How empowering would if feel to Black men to get our sense of human validation from emotionally supporting our families [broadly defined] rather than anxiously trying to game a system founded in our bondage in order to support them financially? Imagine what our communities might look like if we supported Black women and Black gender-non-conforming folx in transforming leadership and the workplace as Black men and gender-non-conforming folx transformed the home?
He feels the pressure in the room build as he holds her gaze. Her clear dark amber eyes reminds him of the late afternoon sun breaking through storm clouds. He wants to say something. He wants to harness the courage of his younger self. He wants to push the moment over the edge. Saul wants to make the sky break open and rain. He wants so much but it’s been so long since he’s felt this way that he is unsure what to do next. “Can I kiss you?” She asks him.
Some nights, after I force myself disconnect and I try to sleep, I am struck with the after images of all the disparate thoughts and emotions and data points of the day. Images of Black Lives Matter protestors, refugees from Syria, bombs in Beirut, body bags in Paris and the occasional loving messages and words of support. As a Black Lives matter organizer and artist, I am constantly concerned with state of “the movement.” At the same time, I see and empathize with my Muslim comrades who feel a similar, but perhaps even more omnipresent and ill defined, uneasiness. Flashes of protests, mass arrests, unlawful detainments and police states constantly mix with shared stories, laughter and organizing pot luck’s in my mind’s eye.

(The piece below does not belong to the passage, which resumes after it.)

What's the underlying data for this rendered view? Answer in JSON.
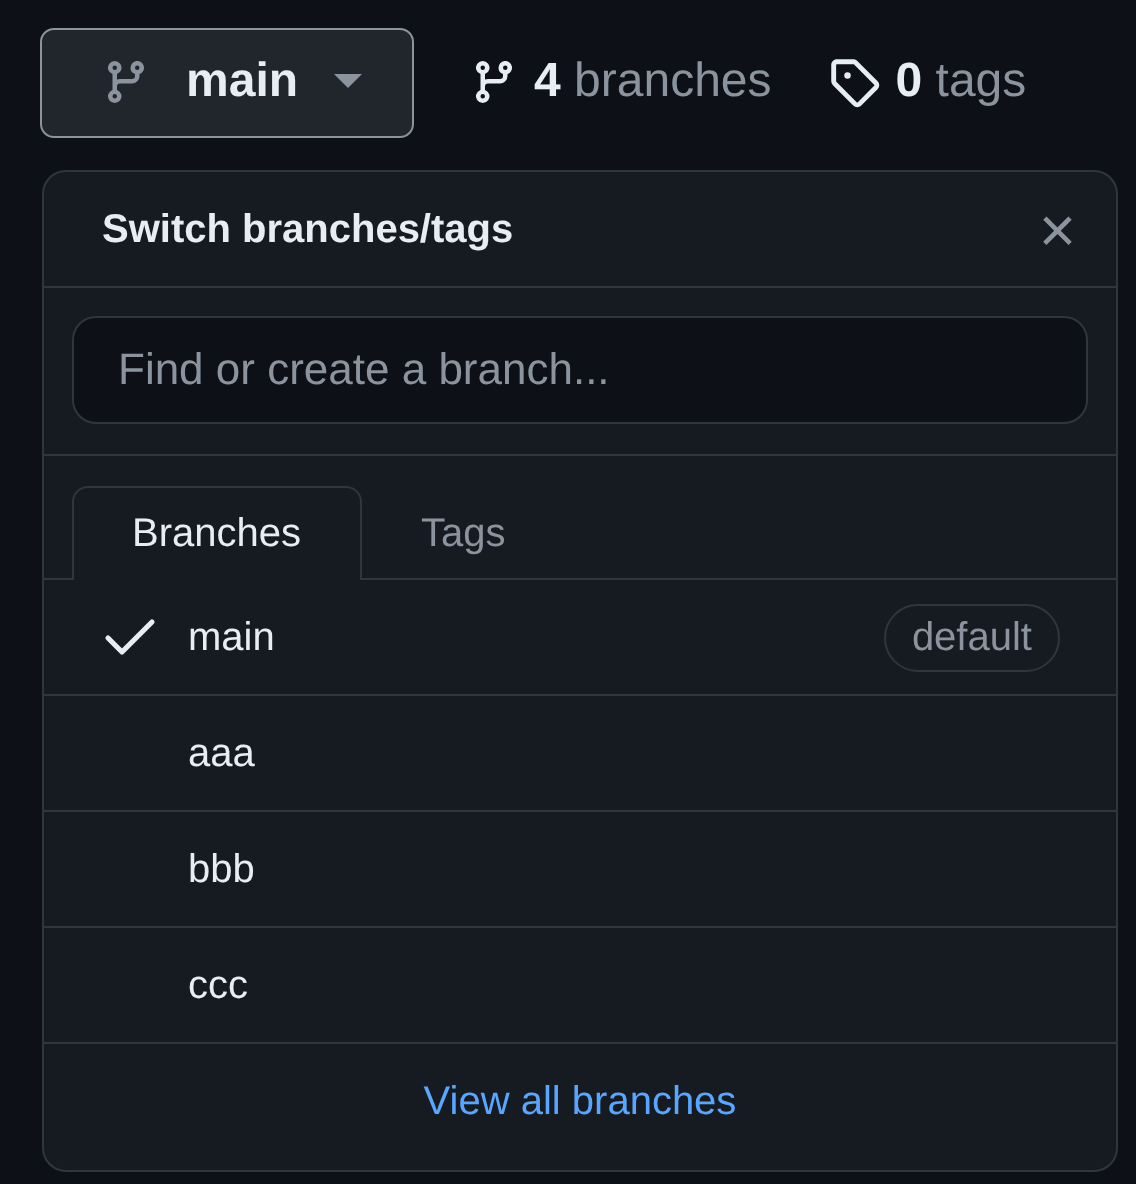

To be Black in America, is to be the victim of an unending horror story with a multi-cultural peanut gallery more concerned with why you chose to run upstairs than the fact that an unkill-able white man is stalking you.